======== Provided records
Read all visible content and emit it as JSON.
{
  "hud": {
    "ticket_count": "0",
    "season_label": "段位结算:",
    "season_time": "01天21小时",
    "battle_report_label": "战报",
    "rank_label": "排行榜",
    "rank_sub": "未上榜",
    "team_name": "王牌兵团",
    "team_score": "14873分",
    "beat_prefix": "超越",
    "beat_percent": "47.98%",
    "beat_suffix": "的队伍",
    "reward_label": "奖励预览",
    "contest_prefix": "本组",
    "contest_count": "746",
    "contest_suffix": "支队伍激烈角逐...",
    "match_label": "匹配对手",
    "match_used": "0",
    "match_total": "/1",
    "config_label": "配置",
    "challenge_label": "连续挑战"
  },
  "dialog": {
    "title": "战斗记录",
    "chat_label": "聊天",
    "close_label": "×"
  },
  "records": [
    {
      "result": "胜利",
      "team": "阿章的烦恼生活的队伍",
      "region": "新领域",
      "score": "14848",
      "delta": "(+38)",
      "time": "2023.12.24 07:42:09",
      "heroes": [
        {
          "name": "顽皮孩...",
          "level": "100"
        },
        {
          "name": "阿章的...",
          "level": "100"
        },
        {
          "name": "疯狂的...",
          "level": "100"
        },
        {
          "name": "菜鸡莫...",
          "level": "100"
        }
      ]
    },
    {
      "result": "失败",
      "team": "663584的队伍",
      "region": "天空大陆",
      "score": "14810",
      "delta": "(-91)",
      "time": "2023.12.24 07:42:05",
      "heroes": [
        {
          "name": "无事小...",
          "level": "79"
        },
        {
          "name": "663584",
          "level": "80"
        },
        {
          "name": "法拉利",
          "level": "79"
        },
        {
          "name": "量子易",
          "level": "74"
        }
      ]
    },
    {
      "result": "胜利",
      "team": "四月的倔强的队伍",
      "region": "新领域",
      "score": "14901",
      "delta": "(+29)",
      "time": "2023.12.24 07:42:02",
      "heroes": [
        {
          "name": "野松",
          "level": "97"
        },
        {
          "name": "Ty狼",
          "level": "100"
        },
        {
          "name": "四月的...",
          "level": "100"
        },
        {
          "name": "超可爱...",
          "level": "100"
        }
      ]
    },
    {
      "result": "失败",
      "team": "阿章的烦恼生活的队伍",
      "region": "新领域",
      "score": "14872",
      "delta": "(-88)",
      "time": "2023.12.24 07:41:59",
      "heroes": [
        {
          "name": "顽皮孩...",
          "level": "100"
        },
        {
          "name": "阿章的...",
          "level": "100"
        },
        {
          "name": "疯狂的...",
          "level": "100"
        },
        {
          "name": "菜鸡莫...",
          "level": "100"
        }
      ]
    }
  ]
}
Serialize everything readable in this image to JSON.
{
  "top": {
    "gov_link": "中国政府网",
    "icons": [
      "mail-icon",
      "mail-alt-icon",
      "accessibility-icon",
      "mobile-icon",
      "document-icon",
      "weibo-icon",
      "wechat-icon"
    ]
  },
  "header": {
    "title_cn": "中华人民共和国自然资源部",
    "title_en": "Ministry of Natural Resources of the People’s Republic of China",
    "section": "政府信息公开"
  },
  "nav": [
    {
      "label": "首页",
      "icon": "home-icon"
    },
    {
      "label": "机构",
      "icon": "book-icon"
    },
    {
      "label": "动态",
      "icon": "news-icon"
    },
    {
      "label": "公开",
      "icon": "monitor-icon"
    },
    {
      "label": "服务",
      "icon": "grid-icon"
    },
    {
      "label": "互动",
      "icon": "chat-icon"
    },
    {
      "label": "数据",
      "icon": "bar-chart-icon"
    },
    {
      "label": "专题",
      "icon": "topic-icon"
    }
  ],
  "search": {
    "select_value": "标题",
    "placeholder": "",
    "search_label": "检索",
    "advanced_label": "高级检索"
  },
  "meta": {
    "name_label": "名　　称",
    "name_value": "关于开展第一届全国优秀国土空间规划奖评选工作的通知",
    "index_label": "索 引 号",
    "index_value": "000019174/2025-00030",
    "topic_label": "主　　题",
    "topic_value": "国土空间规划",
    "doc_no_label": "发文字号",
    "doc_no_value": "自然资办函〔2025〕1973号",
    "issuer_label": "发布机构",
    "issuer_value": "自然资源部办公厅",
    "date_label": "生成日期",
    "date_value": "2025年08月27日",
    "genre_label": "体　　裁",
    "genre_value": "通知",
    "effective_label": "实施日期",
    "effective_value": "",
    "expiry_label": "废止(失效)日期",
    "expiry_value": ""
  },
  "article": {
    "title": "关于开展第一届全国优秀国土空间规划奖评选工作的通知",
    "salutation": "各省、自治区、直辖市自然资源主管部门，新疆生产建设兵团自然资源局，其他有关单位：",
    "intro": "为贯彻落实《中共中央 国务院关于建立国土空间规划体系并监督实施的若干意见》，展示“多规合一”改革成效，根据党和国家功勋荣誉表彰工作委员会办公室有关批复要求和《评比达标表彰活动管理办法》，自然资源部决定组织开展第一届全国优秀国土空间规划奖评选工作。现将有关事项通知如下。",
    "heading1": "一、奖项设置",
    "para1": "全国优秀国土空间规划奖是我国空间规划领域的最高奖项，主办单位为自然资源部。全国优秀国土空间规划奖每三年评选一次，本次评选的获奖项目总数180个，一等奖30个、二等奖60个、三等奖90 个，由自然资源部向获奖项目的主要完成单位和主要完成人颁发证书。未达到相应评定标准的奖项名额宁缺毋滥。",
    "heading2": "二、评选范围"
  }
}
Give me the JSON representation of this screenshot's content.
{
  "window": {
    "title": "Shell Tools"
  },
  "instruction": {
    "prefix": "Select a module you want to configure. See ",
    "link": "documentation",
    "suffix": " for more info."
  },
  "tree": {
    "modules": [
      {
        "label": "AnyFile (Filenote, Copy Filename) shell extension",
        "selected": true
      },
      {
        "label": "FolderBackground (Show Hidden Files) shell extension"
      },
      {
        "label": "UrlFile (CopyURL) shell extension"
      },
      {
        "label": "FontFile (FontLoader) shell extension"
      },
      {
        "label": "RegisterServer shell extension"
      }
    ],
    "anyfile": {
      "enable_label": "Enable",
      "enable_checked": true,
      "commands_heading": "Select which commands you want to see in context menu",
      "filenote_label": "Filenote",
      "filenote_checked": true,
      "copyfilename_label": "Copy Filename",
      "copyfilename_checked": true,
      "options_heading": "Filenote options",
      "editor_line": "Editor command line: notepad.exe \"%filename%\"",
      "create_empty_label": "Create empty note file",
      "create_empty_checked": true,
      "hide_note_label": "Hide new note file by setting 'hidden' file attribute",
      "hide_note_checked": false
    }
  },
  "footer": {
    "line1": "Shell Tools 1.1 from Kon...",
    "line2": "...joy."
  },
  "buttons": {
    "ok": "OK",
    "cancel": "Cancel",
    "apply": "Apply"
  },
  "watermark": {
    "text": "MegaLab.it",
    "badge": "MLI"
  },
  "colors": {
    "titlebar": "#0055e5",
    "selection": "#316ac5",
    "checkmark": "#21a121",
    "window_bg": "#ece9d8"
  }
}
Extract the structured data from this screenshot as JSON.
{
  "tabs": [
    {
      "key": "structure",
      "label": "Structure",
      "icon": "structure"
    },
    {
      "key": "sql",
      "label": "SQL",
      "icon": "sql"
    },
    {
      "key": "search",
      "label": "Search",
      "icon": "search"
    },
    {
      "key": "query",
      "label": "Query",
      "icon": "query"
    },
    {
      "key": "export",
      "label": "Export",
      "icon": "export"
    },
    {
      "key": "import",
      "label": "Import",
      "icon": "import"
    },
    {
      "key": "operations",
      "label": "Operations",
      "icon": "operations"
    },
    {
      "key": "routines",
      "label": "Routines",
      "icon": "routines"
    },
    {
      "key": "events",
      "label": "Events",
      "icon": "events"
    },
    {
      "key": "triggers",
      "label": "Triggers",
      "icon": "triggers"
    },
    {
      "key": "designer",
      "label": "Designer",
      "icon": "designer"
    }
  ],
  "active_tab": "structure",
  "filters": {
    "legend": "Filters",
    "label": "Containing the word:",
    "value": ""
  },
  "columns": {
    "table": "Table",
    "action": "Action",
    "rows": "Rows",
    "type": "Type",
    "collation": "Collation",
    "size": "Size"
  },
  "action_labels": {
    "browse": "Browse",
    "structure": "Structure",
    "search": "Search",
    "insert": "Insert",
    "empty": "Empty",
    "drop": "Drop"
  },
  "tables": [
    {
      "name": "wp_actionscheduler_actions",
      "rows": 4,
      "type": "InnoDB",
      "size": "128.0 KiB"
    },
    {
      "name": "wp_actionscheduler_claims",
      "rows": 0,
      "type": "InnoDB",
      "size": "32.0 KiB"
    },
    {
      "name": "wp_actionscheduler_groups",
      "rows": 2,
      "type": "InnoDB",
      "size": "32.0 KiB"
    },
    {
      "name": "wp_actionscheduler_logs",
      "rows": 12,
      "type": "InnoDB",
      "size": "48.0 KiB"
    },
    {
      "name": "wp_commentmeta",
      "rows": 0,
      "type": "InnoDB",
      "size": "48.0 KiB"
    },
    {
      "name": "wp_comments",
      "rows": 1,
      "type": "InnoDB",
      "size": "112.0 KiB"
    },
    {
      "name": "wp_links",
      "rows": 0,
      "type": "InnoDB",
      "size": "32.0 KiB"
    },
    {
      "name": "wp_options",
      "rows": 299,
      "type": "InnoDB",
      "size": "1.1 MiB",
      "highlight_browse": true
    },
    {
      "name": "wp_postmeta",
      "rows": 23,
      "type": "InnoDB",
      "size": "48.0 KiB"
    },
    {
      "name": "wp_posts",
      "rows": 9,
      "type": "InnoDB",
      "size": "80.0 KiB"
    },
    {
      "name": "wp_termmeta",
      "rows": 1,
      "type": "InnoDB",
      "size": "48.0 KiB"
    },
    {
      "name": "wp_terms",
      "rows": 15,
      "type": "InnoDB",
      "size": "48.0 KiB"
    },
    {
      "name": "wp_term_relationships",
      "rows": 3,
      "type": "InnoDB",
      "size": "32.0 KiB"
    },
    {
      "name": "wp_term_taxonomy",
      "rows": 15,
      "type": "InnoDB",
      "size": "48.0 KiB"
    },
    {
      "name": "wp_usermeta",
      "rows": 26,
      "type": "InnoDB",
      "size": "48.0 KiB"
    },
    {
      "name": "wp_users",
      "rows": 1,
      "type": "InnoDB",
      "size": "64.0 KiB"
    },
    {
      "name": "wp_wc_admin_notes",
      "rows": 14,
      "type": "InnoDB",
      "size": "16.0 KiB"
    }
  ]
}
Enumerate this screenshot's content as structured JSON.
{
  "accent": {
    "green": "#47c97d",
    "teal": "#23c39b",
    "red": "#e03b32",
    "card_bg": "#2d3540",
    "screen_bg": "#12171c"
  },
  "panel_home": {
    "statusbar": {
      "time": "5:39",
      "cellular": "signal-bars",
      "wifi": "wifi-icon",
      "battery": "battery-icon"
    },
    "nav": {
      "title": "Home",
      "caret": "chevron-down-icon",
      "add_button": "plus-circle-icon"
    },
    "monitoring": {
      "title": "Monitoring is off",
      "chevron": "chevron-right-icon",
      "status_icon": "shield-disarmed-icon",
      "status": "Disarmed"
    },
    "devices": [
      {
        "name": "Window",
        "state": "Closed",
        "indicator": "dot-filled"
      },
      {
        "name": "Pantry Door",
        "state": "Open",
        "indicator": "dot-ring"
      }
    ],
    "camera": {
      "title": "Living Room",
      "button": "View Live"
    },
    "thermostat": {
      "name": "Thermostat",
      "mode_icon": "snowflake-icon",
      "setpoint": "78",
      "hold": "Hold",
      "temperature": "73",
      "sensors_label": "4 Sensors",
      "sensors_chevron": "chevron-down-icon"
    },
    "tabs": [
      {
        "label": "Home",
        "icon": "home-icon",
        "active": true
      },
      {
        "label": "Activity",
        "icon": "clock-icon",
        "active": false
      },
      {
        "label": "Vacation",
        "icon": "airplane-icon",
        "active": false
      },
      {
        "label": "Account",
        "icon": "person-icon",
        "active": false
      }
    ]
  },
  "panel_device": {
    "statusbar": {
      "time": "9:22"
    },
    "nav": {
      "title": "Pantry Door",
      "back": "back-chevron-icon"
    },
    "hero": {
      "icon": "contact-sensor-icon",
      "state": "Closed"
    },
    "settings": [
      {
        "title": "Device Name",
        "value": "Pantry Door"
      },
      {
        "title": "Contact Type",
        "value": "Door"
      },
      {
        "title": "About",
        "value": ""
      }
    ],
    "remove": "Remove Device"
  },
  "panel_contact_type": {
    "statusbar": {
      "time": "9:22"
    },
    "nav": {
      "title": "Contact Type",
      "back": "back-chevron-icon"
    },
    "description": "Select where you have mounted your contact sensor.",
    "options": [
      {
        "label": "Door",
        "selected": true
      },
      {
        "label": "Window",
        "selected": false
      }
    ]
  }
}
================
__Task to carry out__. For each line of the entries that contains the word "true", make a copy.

__Response for this exercise__.
        "selected": true
      "enable_checked": true,
      "filenote_checked": true,
      "copyfilename_checked": true,
      "create_empty_checked": true,
      "highlight_browse": true
        "active": true
        "selected": true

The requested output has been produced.